Exercise objective
Exactly how many lines of the data below include the string "Solids"? State the number and nothing more.

Interface dataset entries:
BEGIN

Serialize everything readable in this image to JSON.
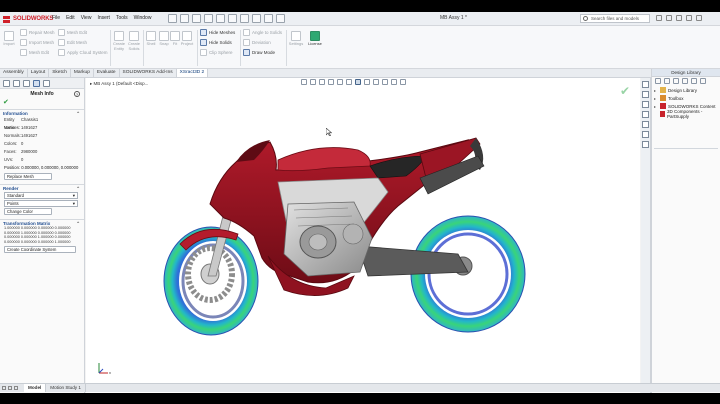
{
  "app": {
    "logo_text": "SOLIDWORKS",
    "document_title": "MB Assy 1 *",
    "menu": [
      "File",
      "Edit",
      "View",
      "Insert",
      "Tools",
      "Window"
    ],
    "search_placeholder": "Search files and models"
  },
  "command_manager": {
    "mesh_tools": [
      {
        "label": "Import"
      },
      {
        "label": "Repair Mesh"
      },
      {
        "label": "Import Mesh"
      },
      {
        "label": "Mesh Edit"
      },
      {
        "label": "Edit Mesh"
      },
      {
        "label": "Apply Cloud System"
      }
    ],
    "col2": [
      {
        "label": "Create Entity"
      },
      {
        "label": "Create Solids"
      }
    ],
    "col3": [
      {
        "label": "Shell"
      },
      {
        "label": "Snap"
      },
      {
        "label": "Fit"
      },
      {
        "label": "Project"
      }
    ],
    "display": [
      {
        "label": "Hide Meshes"
      },
      {
        "label": "Hide Solids"
      },
      {
        "label": "Clip Sphere"
      }
    ],
    "right_group": [
      {
        "label": "Angle to Solids"
      },
      {
        "label": "Deviation"
      },
      {
        "label": "Draw Mode"
      }
    ],
    "settings_label": "Settings",
    "license_label": "License"
  },
  "tabs": [
    {
      "label": "Assembly",
      "active": false
    },
    {
      "label": "Layout",
      "active": false
    },
    {
      "label": "Sketch",
      "active": false
    },
    {
      "label": "Markup",
      "active": false
    },
    {
      "label": "Evaluate",
      "active": false
    },
    {
      "label": "SOLIDWORKS Add-Ins",
      "active": false
    },
    {
      "label": "XSract3D 2",
      "active": true
    }
  ],
  "property_manager": {
    "title": "Mesh Info",
    "information": {
      "title": "Information",
      "rows": [
        {
          "key": "Entity Name",
          "value": "Chassis1"
        },
        {
          "key": "Vertices:",
          "value": "1491627"
        },
        {
          "key": "Normals:",
          "value": "1491627"
        },
        {
          "key": "Colors:",
          "value": "0"
        },
        {
          "key": "Faces:",
          "value": "2980000"
        },
        {
          "key": "UVs:",
          "value": "0"
        }
      ],
      "position": "Position: 0.000000, 0.000000, 0.000000",
      "replace_button": "Replace Mesh"
    },
    "render": {
      "title": "Render",
      "mode": "Standard",
      "points": "Points",
      "change_color_button": "Change Color"
    },
    "transformation": {
      "title": "Transformation Matrix",
      "rows": [
        "1.000000 0.000000 0.000000 0.000000",
        "0.000000 1.000000 0.000000 0.000000",
        "0.000000 0.000000 1.000000 0.000000",
        "0.000000 0.000000 0.000000 1.000000"
      ],
      "create_button": "Create Coordinate System"
    }
  },
  "graphics": {
    "tree_flyout": "MB Assy 1 (Default <Disp..."
  },
  "task_pane": {
    "title": "Design Library",
    "items": [
      {
        "label": "Design Library",
        "color": "#e3b34a"
      },
      {
        "label": "Toolbox",
        "color": "#d98c2f"
      },
      {
        "label": "SOLIDWORKS Content",
        "color": "#c8232c"
      },
      {
        "label": "3D Components - PartSupply",
        "color": "#c8232c"
      }
    ]
  },
  "bottom_tabs": [
    {
      "label": "Model",
      "active": true
    },
    {
      "label": "Motion Study 1",
      "active": false
    }
  ]
}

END

Answer section
3